Task goal:
Scan the material and copy out each line where the word "glyph" occurs.

================

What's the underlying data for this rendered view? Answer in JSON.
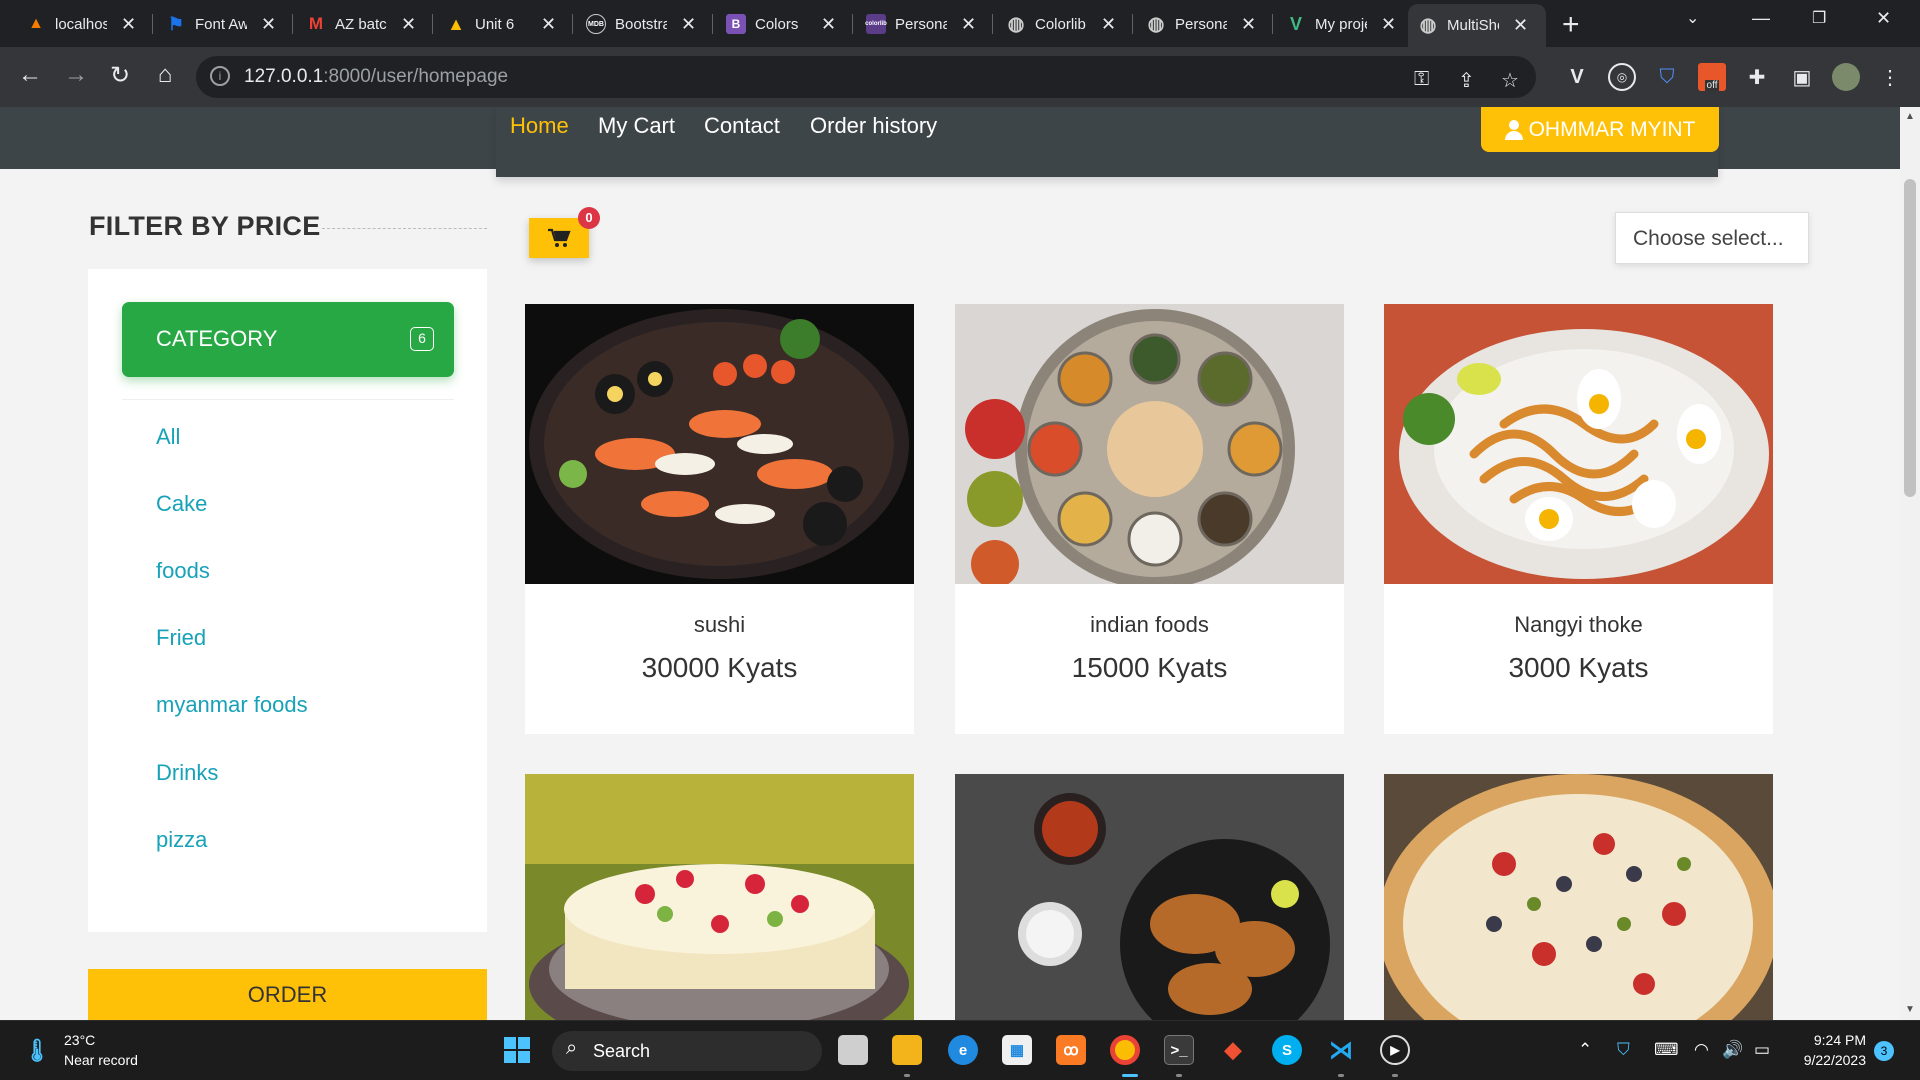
{
  "browser": {
    "tabs": [
      {
        "title": "localhost",
        "color": "#f57c00",
        "glyph": "▲"
      },
      {
        "title": "Font Awesome",
        "color": "#1a73e8",
        "glyph": "⚑"
      },
      {
        "title": "AZ batch",
        "color": "#ea4335",
        "glyph": "M"
      },
      {
        "title": "Unit 6",
        "color": "#fbbc04",
        "glyph": "▲"
      },
      {
        "title": "Bootstrap",
        "color": "#555555",
        "glyph": "◉"
      },
      {
        "title": "Colors",
        "color": "#7952b3",
        "glyph": "B"
      },
      {
        "title": "Personal",
        "color": "#6f42c1",
        "glyph": "c"
      },
      {
        "title": "Colorlib",
        "color": "#777777",
        "glyph": "◍"
      },
      {
        "title": "Personal",
        "color": "#777777",
        "glyph": "◍"
      },
      {
        "title": "My project",
        "color": "#41b883",
        "glyph": "V"
      },
      {
        "title": "MultiShop",
        "color": "#777777",
        "glyph": "◍"
      }
    ],
    "url_host": "127.0.0.1",
    "url_path": ":8000/user/homepage",
    "ext_off_label": "off"
  },
  "nav": {
    "links": [
      "Home",
      "My Cart",
      "Contact",
      "Order history"
    ],
    "user_label": "OHMMAR MYINT"
  },
  "sidebar": {
    "filter_title": "FILTER BY PRICE",
    "category_label": "CATEGORY",
    "category_count": "6",
    "categories": [
      "All",
      "Cake",
      "foods",
      "Fried",
      "myanmar foods",
      "Drinks",
      "pizza"
    ],
    "order_label": "ORDER"
  },
  "cart": {
    "count": "0"
  },
  "select": {
    "label": "Choose select..."
  },
  "products": [
    {
      "name": "sushi",
      "price": "30000 Kyats"
    },
    {
      "name": "indian foods",
      "price": "15000 Kyats"
    },
    {
      "name": "Nangyi thoke",
      "price": "3000 Kyats"
    },
    {
      "name": "",
      "price": ""
    },
    {
      "name": "",
      "price": ""
    },
    {
      "name": "",
      "price": ""
    }
  ],
  "taskbar": {
    "weather_temp": "23°C",
    "weather_desc": "Near record",
    "search_label": "Search",
    "time": "9:24 PM",
    "date": "9/22/2023",
    "notifications": "3"
  },
  "colors": {
    "accent": "#ffc107",
    "success": "#28a745",
    "link": "#17a2b8",
    "nav_bg": "#3e4549"
  }
}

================

Result:
        "glyph": "▲"
        "glyph": "⚑"
        "glyph": "M"
        "glyph": "▲"
        "glyph": "◉"
        "glyph": "B"
        "glyph": "c"
        "glyph": "◍"
        "glyph": "◍"
        "glyph": "V"
        "glyph": "◍"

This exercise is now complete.